◆ **DESCRIPTION OF THE TASK**
From the entries below, copy out all lines holding "JSON".
(PROVIDED DATA begins)
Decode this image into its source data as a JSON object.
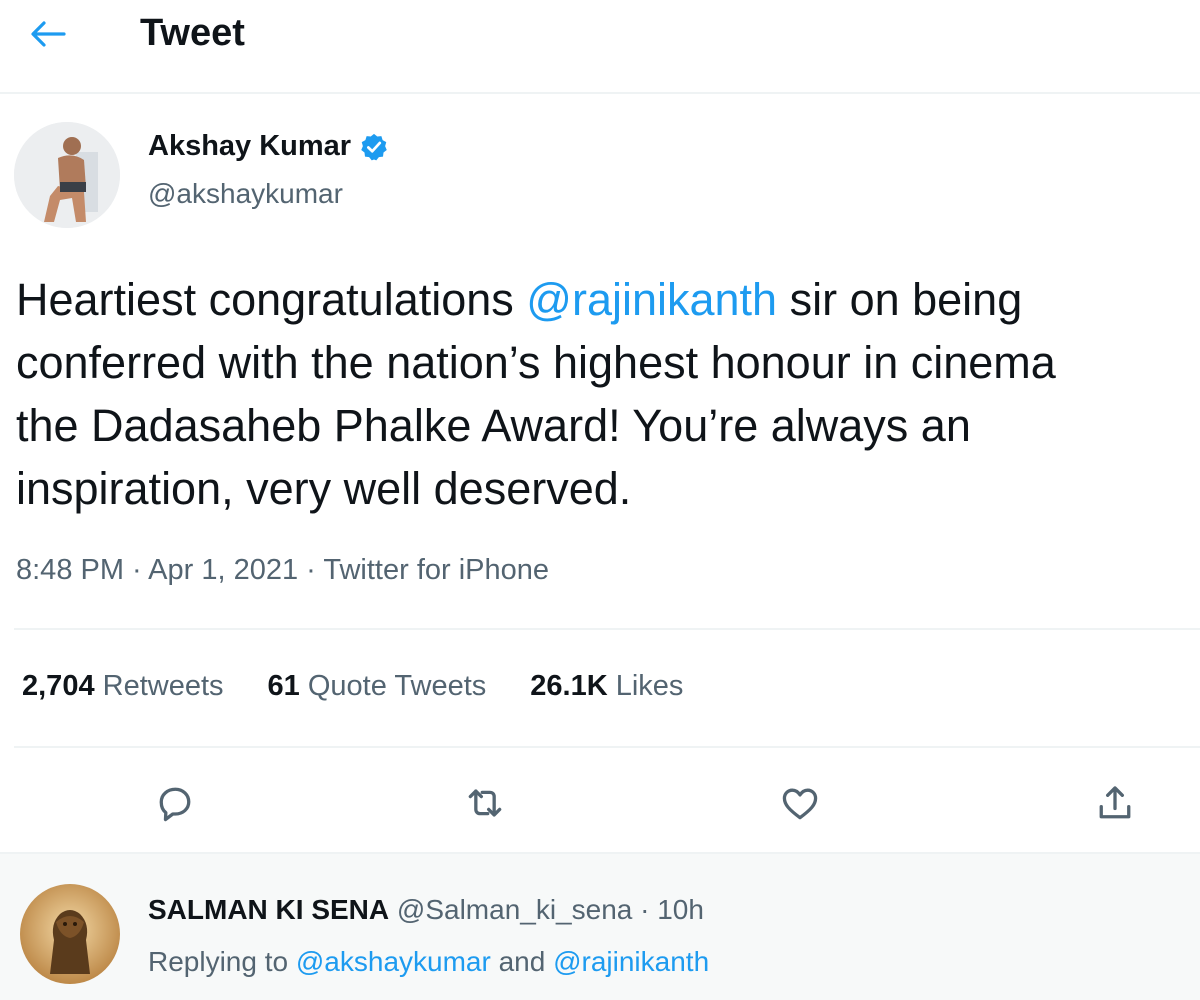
{
  "header": {
    "title": "Tweet",
    "back_icon": "arrow-left-icon"
  },
  "author": {
    "name": "Akshay Kumar",
    "handle": "@akshaykumar",
    "verified": true
  },
  "tweet": {
    "text_1": "Heartiest congratulations ",
    "mention_1": "@rajinikanth",
    "text_2": " sir on being\nconferred with the nation’s highest honour in cinema\nthe Dadasaheb Phalke Award! You’re always an\ninspiration, very well deserved.",
    "meta": "8:48 PM · Apr 1, 2021 · Twitter for iPhone"
  },
  "stats": {
    "retweets_count": "2,704",
    "retweets_label": "Retweets",
    "quotes_count": "61",
    "quotes_label": "Quote Tweets",
    "likes_count": "26.1K",
    "likes_label": "Likes"
  },
  "actions": [
    "reply-icon",
    "retweet-icon",
    "like-icon",
    "share-icon"
  ],
  "reply": {
    "name": "SALMAN KI SENA",
    "handle_time": "@Salman_ki_sena · 10h",
    "replying_prefix": "Replying to ",
    "mention_a": "@akshaykumar",
    "and_text": " and ",
    "mention_b": "@rajinikanth"
  },
  "colors": {
    "accent": "#1d9bf0",
    "text": "#0f1419",
    "muted": "#536471",
    "border": "#eff3f4"
  }
}
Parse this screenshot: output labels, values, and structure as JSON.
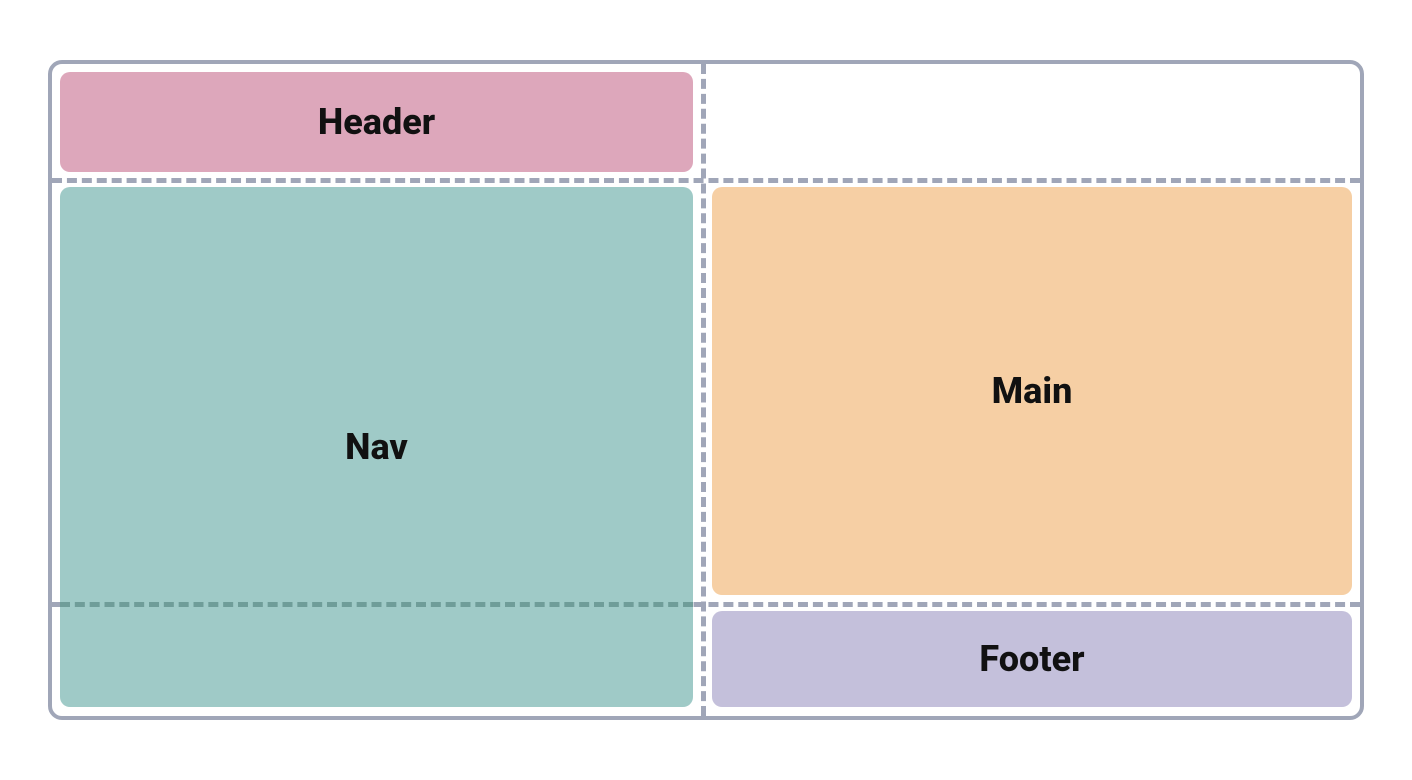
{
  "regions": {
    "header": "Header",
    "nav": "Nav",
    "main": "Main",
    "footer": "Footer"
  },
  "colors": {
    "border": "#a0a6b8",
    "header_bg": "#dda7bb",
    "nav_bg": "#9fcac7",
    "nav_dash": "#6f9d99",
    "main_bg": "#f6cfa4",
    "footer_bg": "#c4c0db",
    "text": "#111111"
  }
}
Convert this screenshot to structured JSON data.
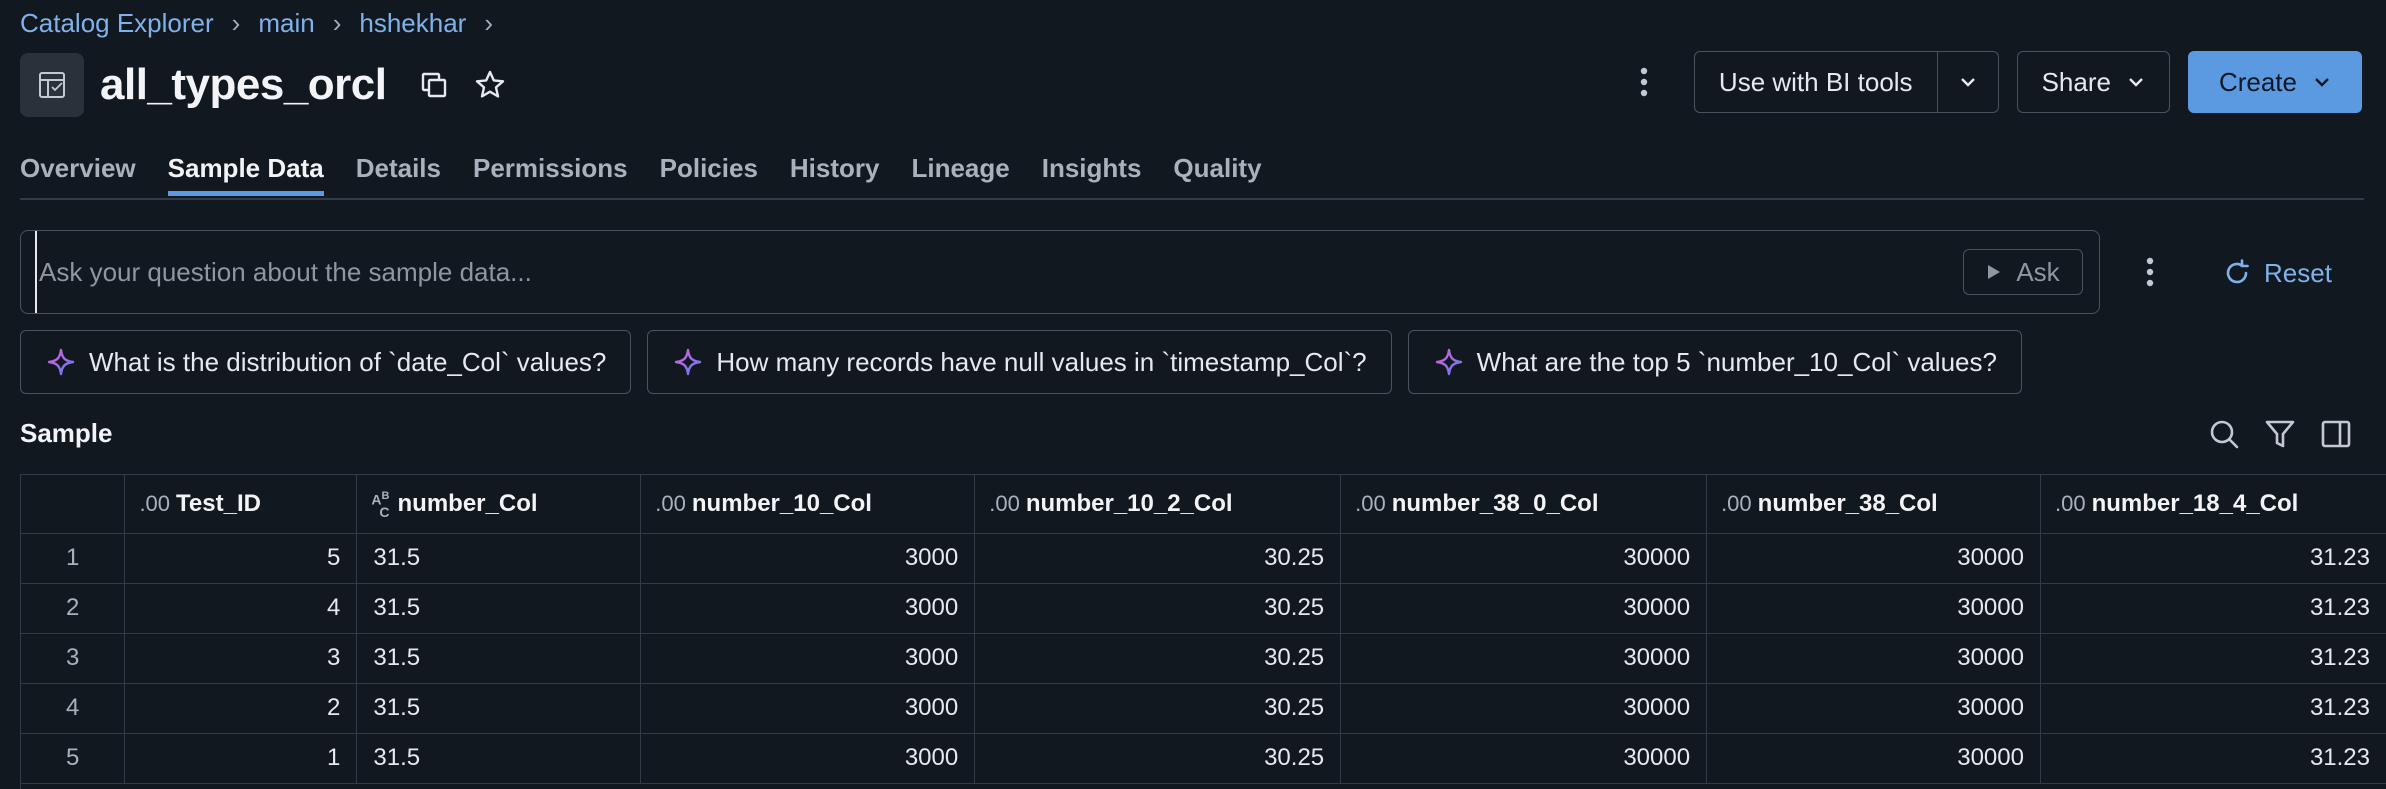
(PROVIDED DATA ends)
◆ **TASK RESPONSE**
Decode this image into its source data as a JSON object.
Parse this screenshot: output labels, values, and structure as JSON.
Convert this screenshot to structured JSON data.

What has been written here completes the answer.